Available records:
◇ ◇ ◇ ◇ ◇ ◇ ◇

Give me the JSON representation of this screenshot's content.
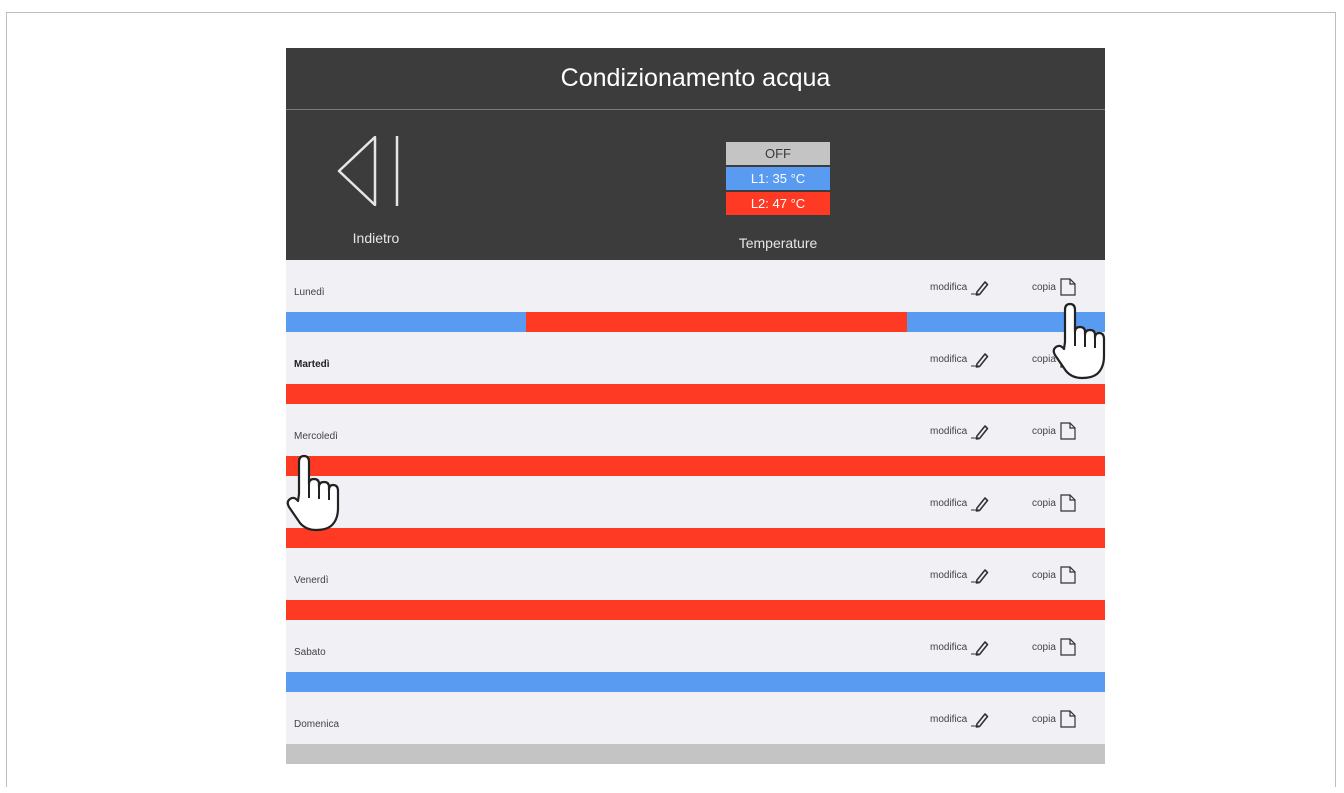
{
  "header": {
    "title": "Condizionamento acqua"
  },
  "nav": {
    "back_label": "Indietro",
    "temps_label": "Temperature"
  },
  "temperatures": {
    "off": "OFF",
    "l1": "L1: 35 °C",
    "l2": "L2: 47 °C"
  },
  "actions": {
    "edit": "modifica",
    "copy": "copia"
  },
  "colors": {
    "header_bg": "#3c3c3c",
    "l1": "#5a9bf2",
    "l2": "#ff3a24",
    "off": "#c4c4c4",
    "row_bg": "#f0f0f5"
  },
  "days": [
    {
      "name": "Lunedì",
      "schedule": "L1 / L2 / L1"
    },
    {
      "name": "Martedì",
      "schedule": "L2"
    },
    {
      "name": "Mercoledì",
      "schedule": "L2"
    },
    {
      "name": "",
      "schedule": "L2"
    },
    {
      "name": "Venerdì",
      "schedule": "L2"
    },
    {
      "name": "Sabato",
      "schedule": "L1"
    },
    {
      "name": "Domenica",
      "schedule": "OFF"
    }
  ]
}
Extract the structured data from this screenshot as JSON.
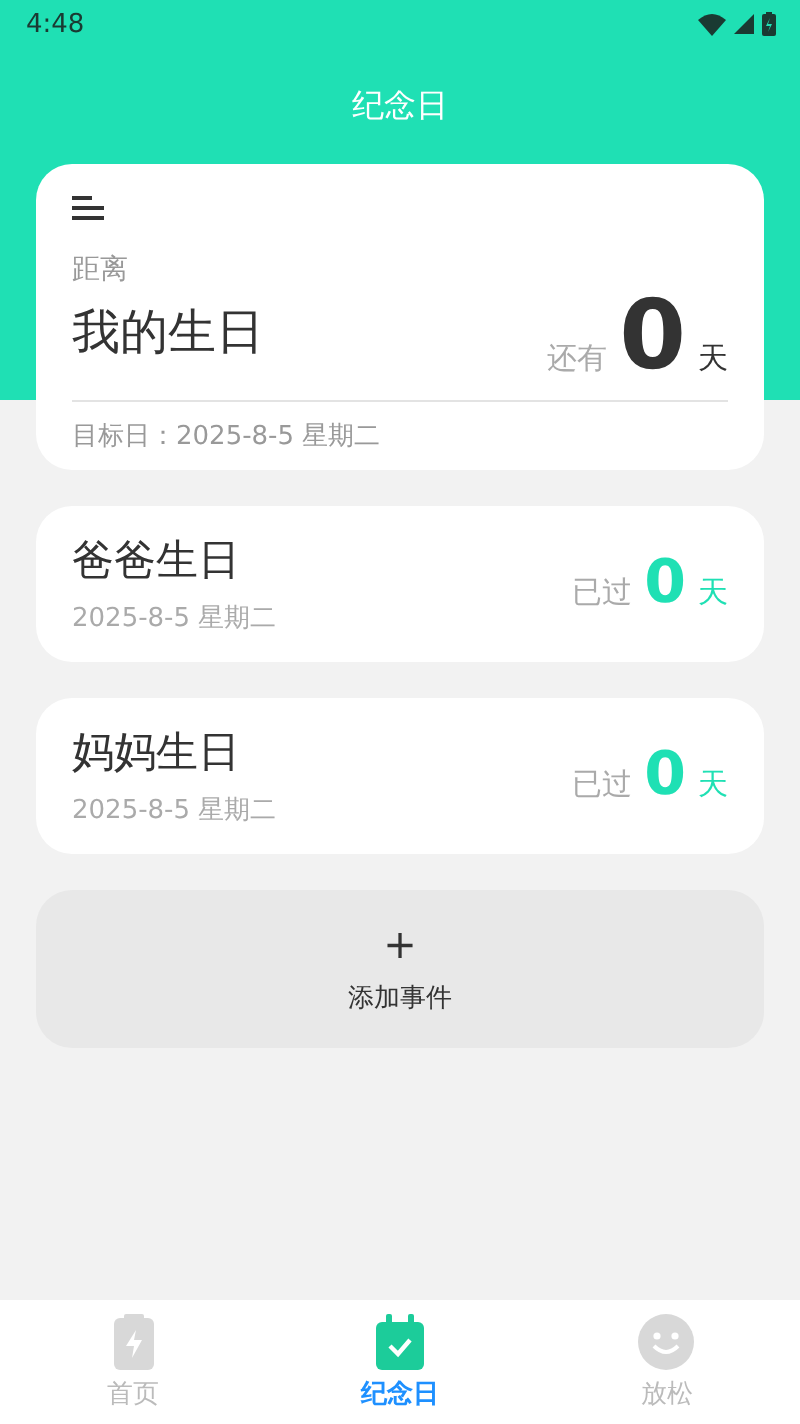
{
  "status_bar": {
    "time": "4:48"
  },
  "title": "纪念日",
  "featured": {
    "prefix": "距离",
    "name": "我的生日",
    "lead": "还有",
    "count": "0",
    "unit": "天",
    "footer": "目标日：2025-8-5 星期二"
  },
  "events": [
    {
      "name": "爸爸生日",
      "date": "2025-8-5 星期二",
      "lead": "已过",
      "count": "0",
      "unit": "天"
    },
    {
      "name": "妈妈生日",
      "date": "2025-8-5 星期二",
      "lead": "已过",
      "count": "0",
      "unit": "天"
    }
  ],
  "add_button": {
    "icon": "+",
    "label": "添加事件"
  },
  "tabs": [
    {
      "kind": "battery",
      "label": "首页",
      "selected": false
    },
    {
      "kind": "calendar",
      "label": "纪念日",
      "selected": true
    },
    {
      "kind": "smile",
      "label": "放松",
      "selected": false
    }
  ]
}
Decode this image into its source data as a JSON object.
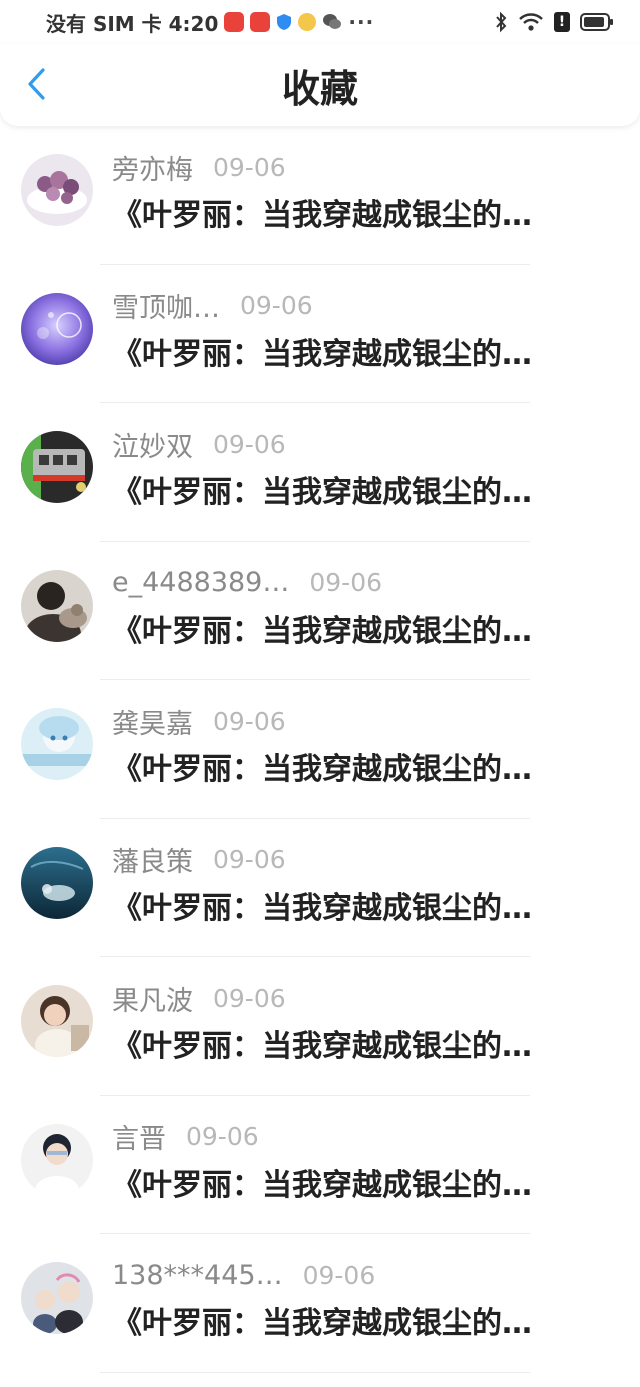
{
  "status_bar": {
    "carrier_time": "没有 SIM 卡 4:20",
    "more": "···",
    "alert_glyph": "!"
  },
  "header": {
    "title": "收藏",
    "back_icon": "chevron-left-icon",
    "accent_color": "#2f9cf0"
  },
  "favorites": [
    {
      "name": "旁亦梅",
      "date": "09-06",
      "preview": "《叶罗丽：当我穿越成银尘的…",
      "avatar": "lavender-food-photo"
    },
    {
      "name": "雪顶咖…",
      "date": "09-06",
      "preview": "《叶罗丽：当我穿越成银尘的…",
      "avatar": "purple-bubbles"
    },
    {
      "name": "泣妙双",
      "date": "09-06",
      "preview": "《叶罗丽：当我穿越成银尘的…",
      "avatar": "train"
    },
    {
      "name": "e_4488389…",
      "date": "09-06",
      "preview": "《叶罗丽：当我穿越成银尘的…",
      "avatar": "person-with-cat"
    },
    {
      "name": "龚昊嘉",
      "date": "09-06",
      "preview": "《叶罗丽：当我穿越成银尘的…",
      "avatar": "anime-girl"
    },
    {
      "name": "藩良策",
      "date": "09-06",
      "preview": "《叶罗丽：当我穿越成银尘的…",
      "avatar": "underwater"
    },
    {
      "name": "果凡波",
      "date": "09-06",
      "preview": "《叶罗丽：当我穿越成银尘的…",
      "avatar": "girl-portrait"
    },
    {
      "name": "言晋",
      "date": "09-06",
      "preview": "《叶罗丽：当我穿越成银尘的…",
      "avatar": "boy-portrait"
    },
    {
      "name": "138***445…",
      "date": "09-06",
      "preview": "《叶罗丽：当我穿越成银尘的…",
      "avatar": "two-people"
    }
  ]
}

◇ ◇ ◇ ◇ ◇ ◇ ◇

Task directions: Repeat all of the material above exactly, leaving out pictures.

Completed task:
Give me the JSON representation of this screenshot's content.
{
  "header": {
    "title": "Condizionamento acqua"
  },
  "nav": {
    "back_label": "Indietro",
    "temps_label": "Temperature"
  },
  "temperatures": {
    "off": "OFF",
    "l1": "L1: 35 °C",
    "l2": "L2: 47 °C"
  },
  "actions": {
    "edit": "modifica",
    "copy": "copia"
  },
  "colors": {
    "header_bg": "#3c3c3c",
    "l1": "#5a9bf2",
    "l2": "#ff3a24",
    "off": "#c4c4c4",
    "row_bg": "#f0f0f5"
  },
  "days": [
    {
      "name": "Lunedì",
      "schedule": "L1 / L2 / L1"
    },
    {
      "name": "Martedì",
      "schedule": "L2"
    },
    {
      "name": "Mercoledì",
      "schedule": "L2"
    },
    {
      "name": "",
      "schedule": "L2"
    },
    {
      "name": "Venerdì",
      "schedule": "L2"
    },
    {
      "name": "Sabato",
      "schedule": "L1"
    },
    {
      "name": "Domenica",
      "schedule": "OFF"
    }
  ]
}
Extract the structured data from this screenshot as JSON.
{
  "status_bar": {
    "time": "4:48"
  },
  "title": "纪念日",
  "featured": {
    "prefix": "距离",
    "name": "我的生日",
    "lead": "还有",
    "count": "0",
    "unit": "天",
    "footer": "目标日：2025-8-5 星期二"
  },
  "events": [
    {
      "name": "爸爸生日",
      "date": "2025-8-5 星期二",
      "lead": "已过",
      "count": "0",
      "unit": "天"
    },
    {
      "name": "妈妈生日",
      "date": "2025-8-5 星期二",
      "lead": "已过",
      "count": "0",
      "unit": "天"
    }
  ],
  "add_button": {
    "icon": "+",
    "label": "添加事件"
  },
  "tabs": [
    {
      "kind": "battery",
      "label": "首页",
      "selected": false
    },
    {
      "kind": "calendar",
      "label": "纪念日",
      "selected": true
    },
    {
      "kind": "smile",
      "label": "放松",
      "selected": false
    }
  ]
}
Decode this image into its source data as a JSON object.
{
  "status_bar": {
    "carrier_time": "没有 SIM 卡 4:20",
    "more": "···",
    "alert_glyph": "!"
  },
  "header": {
    "title": "收藏",
    "back_icon": "chevron-left-icon",
    "accent_color": "#2f9cf0"
  },
  "favorites": [
    {
      "name": "旁亦梅",
      "date": "09-06",
      "preview": "《叶罗丽：当我穿越成银尘的…",
      "avatar": "lavender-food-photo"
    },
    {
      "name": "雪顶咖…",
      "date": "09-06",
      "preview": "《叶罗丽：当我穿越成银尘的…",
      "avatar": "purple-bubbles"
    },
    {
      "name": "泣妙双",
      "date": "09-06",
      "preview": "《叶罗丽：当我穿越成银尘的…",
      "avatar": "train"
    },
    {
      "name": "e_4488389…",
      "date": "09-06",
      "preview": "《叶罗丽：当我穿越成银尘的…",
      "avatar": "person-with-cat"
    },
    {
      "name": "龚昊嘉",
      "date": "09-06",
      "preview": "《叶罗丽：当我穿越成银尘的…",
      "avatar": "anime-girl"
    },
    {
      "name": "藩良策",
      "date": "09-06",
      "preview": "《叶罗丽：当我穿越成银尘的…",
      "avatar": "underwater"
    },
    {
      "name": "果凡波",
      "date": "09-06",
      "preview": "《叶罗丽：当我穿越成银尘的…",
      "avatar": "girl-portrait"
    },
    {
      "name": "言晋",
      "date": "09-06",
      "preview": "《叶罗丽：当我穿越成银尘的…",
      "avatar": "boy-portrait"
    },
    {
      "name": "138***445…",
      "date": "09-06",
      "preview": "《叶罗丽：当我穿越成银尘的…",
      "avatar": "two-people"
    }
  ]
}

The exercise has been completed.